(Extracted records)
━━━━
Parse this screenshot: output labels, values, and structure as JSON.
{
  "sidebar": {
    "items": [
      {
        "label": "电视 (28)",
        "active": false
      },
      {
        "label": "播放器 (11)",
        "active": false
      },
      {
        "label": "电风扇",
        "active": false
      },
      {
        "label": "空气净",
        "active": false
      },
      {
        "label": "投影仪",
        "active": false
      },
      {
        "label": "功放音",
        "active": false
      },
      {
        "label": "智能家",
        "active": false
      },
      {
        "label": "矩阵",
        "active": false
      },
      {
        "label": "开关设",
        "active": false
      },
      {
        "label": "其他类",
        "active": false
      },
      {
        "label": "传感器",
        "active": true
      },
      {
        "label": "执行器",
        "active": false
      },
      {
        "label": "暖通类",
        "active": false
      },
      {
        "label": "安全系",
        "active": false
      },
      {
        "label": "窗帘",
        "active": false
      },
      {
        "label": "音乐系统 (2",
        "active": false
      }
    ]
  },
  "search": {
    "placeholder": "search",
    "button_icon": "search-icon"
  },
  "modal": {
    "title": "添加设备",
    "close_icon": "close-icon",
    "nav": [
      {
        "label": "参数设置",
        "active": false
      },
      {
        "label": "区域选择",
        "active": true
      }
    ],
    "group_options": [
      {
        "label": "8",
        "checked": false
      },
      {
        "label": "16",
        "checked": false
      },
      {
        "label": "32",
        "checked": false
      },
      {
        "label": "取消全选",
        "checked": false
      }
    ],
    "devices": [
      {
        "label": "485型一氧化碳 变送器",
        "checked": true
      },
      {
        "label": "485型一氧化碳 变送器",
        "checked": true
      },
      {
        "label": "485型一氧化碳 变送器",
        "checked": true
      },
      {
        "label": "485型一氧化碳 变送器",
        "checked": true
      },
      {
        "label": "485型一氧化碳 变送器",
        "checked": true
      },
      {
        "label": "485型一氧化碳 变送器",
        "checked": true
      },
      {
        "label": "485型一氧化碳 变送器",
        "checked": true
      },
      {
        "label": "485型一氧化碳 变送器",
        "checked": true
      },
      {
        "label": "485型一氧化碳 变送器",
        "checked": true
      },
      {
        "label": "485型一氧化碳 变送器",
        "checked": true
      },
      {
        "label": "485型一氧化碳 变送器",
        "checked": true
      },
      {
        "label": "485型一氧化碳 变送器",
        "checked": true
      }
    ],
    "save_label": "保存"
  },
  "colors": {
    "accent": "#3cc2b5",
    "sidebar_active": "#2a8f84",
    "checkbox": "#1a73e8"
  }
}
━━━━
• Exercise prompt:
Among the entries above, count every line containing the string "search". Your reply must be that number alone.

• Solution for this task:
3